Friday, May 13, 2011
Door Molding (Architrave)-Paneled Look on Flat Door
For ages we've had our clothes on a hanging rail and on wooden shelves (that's what the picture above is.) It wasn't ideal and we recently got built-in wardrobes! I wanted to use as much of the space as we could, so we had a carpenter build floor to ceiling cupboards. The doors are about 10 feet high and are actually two flat doors connected (a full door and part of another one). I really love the doors that came with our house (I think I've mentioned that before) so we wanted to add some molding to the wardrobe doors.
I kept having the carpenter do extra things (like add drawers and shelves) which meant I had to add the molding/architrave myself.
Here's the inside of one of the wardrobes, just in case you wondered.
Doing the molding myself made me nervous, but luckily Ron Hazelton had a helpful step-by-step.
I primed the doors.
Then taped the design. Niall gave his approval. Then I painted the wardrobes white.
The miter cut was tricky for me. I ended up using a handsaw, pencil and plastic triangle/set square and doing a lot of practice cuts. I used an excel spreadsheet to plan how to cut the molding and minimize waste.
I used No Nails as an adhesive and really thin nails (is it ironic that I used nails anyway?) to fasten the molding to the doors.
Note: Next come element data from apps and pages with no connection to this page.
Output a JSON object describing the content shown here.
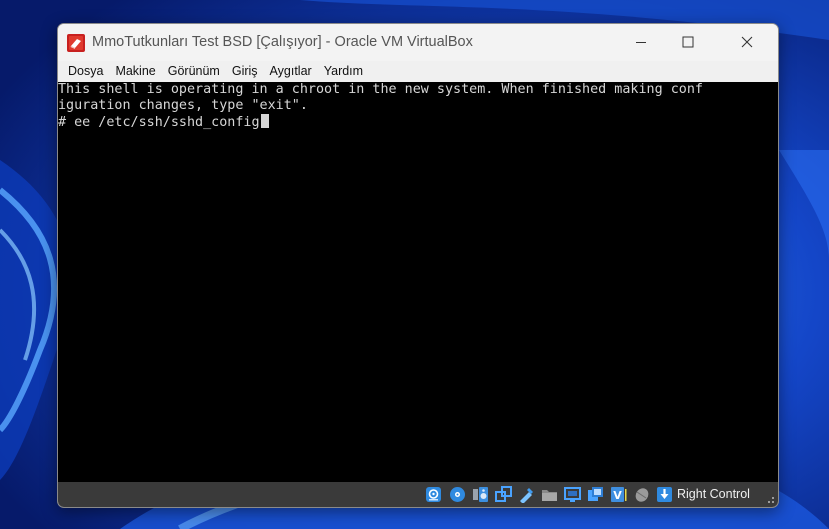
{
  "window": {
    "title": "MmoTutkunları Test BSD [Çalışıyor] - Oracle VM VirtualBox",
    "app_icon": "virtualbox-icon"
  },
  "title_controls": [
    "minimize-icon",
    "maximize-icon",
    "close-icon"
  ],
  "menu": {
    "items": [
      {
        "label": "Dosya"
      },
      {
        "label": "Makine"
      },
      {
        "label": "Görünüm"
      },
      {
        "label": "Giriş"
      },
      {
        "label": "Aygıtlar"
      },
      {
        "label": "Yardım"
      }
    ]
  },
  "console": {
    "lines": [
      "This shell is operating in a chroot in the new system. When finished making conf",
      "iguration changes, type \"exit\".",
      "# ee /etc/ssh/sshd_config"
    ]
  },
  "status": {
    "icons": [
      "hard-disk-icon",
      "optical-drive-icon",
      "audio-icon",
      "network-icon",
      "usb-icon",
      "shared-folders-icon",
      "display-icon",
      "recording-icon",
      "virtualization-icon",
      "mouse-integration-icon",
      "keyboard-icon"
    ],
    "host_key": "Right Control"
  },
  "colors": {
    "console_bg": "#000000",
    "console_fg": "#d6d6d6",
    "statusbar_bg": "#3a3a3a",
    "accent": "#1f7fd6"
  }
}
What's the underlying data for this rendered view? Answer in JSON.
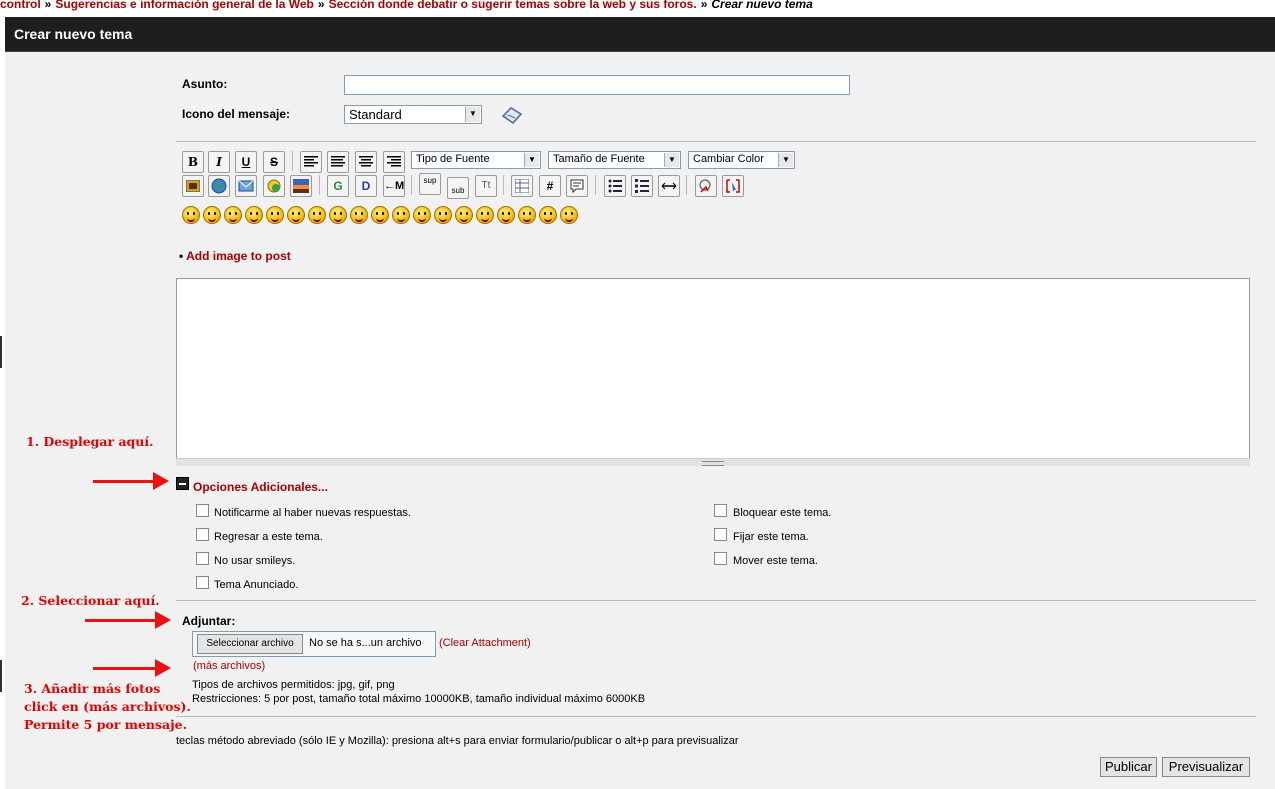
{
  "breadcrumb": {
    "items": [
      "control",
      "Sugerencias e información general de la Web",
      "Sección donde debatir o sugerir temas sobre la web y sus foros."
    ],
    "separator": "»",
    "current": "Crear nuevo tema"
  },
  "header": {
    "title": "Crear nuevo tema"
  },
  "form": {
    "subject_label": "Asunto:",
    "subject_value": "",
    "icon_label": "Icono del mensaje:",
    "icon_value": "Standard"
  },
  "toolbar": {
    "font_type": "Tipo de Fuente",
    "font_size": "Tamaño de Fuente",
    "font_color": "Cambiar Color",
    "buttons_row1": [
      "B",
      "I",
      "U",
      "S"
    ],
    "buttons_row2": [
      "G",
      "D",
      "M",
      "sup",
      "sub",
      "Tt",
      "#"
    ]
  },
  "add_image_link": "Add image to post",
  "body_value": "",
  "options": {
    "title": "Opciones Adicionales...",
    "left": [
      "Notificarme al haber nuevas respuestas.",
      "Regresar a este tema.",
      "No usar smileys.",
      "Tema Anunciado."
    ],
    "right": [
      "Bloquear este tema.",
      "Fijar este tema.",
      "Mover este tema."
    ]
  },
  "attach": {
    "label": "Adjuntar:",
    "file_button": "Seleccionar archivo",
    "file_status": "No se ha s...un archivo",
    "clear_open": "(",
    "clear_link": "Clear Attachment",
    "clear_close": ")",
    "more_files": "(más archivos)",
    "allowed": "Tipos de archivos permitidos: jpg, gif, png",
    "restrictions": "Restricciones: 5 por post, tamaño total máximo 10000KB, tamaño individual máximo 6000KB"
  },
  "shortcuts": "teclas método abreviado (sólo IE y Mozilla): presiona alt+s para enviar formulario/publicar o alt+p para previsualizar",
  "buttons": {
    "publish": "Publicar",
    "preview": "Previsualizar"
  },
  "annotations": {
    "a1": "1. Desplegar aquí.",
    "a2": "2. Seleccionar aquí.",
    "a3_line1": "3. Añadir más fotos",
    "a3_line2": "click en (más archivos).",
    "a3_line3": "Permite 5 por mensaje."
  },
  "colors": {
    "link": "#aa0000",
    "annotation": "#e80000",
    "header_bg": "#1e1e1e",
    "panel_bg": "#f1f1f1"
  }
}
I'll just mention, once again, that I'm not a great photographer.
Then painted the molding white to match the rest of the door.
Here's the finished product.
The wooden shelves that held our clothes have a new home in the garage, holding the paint.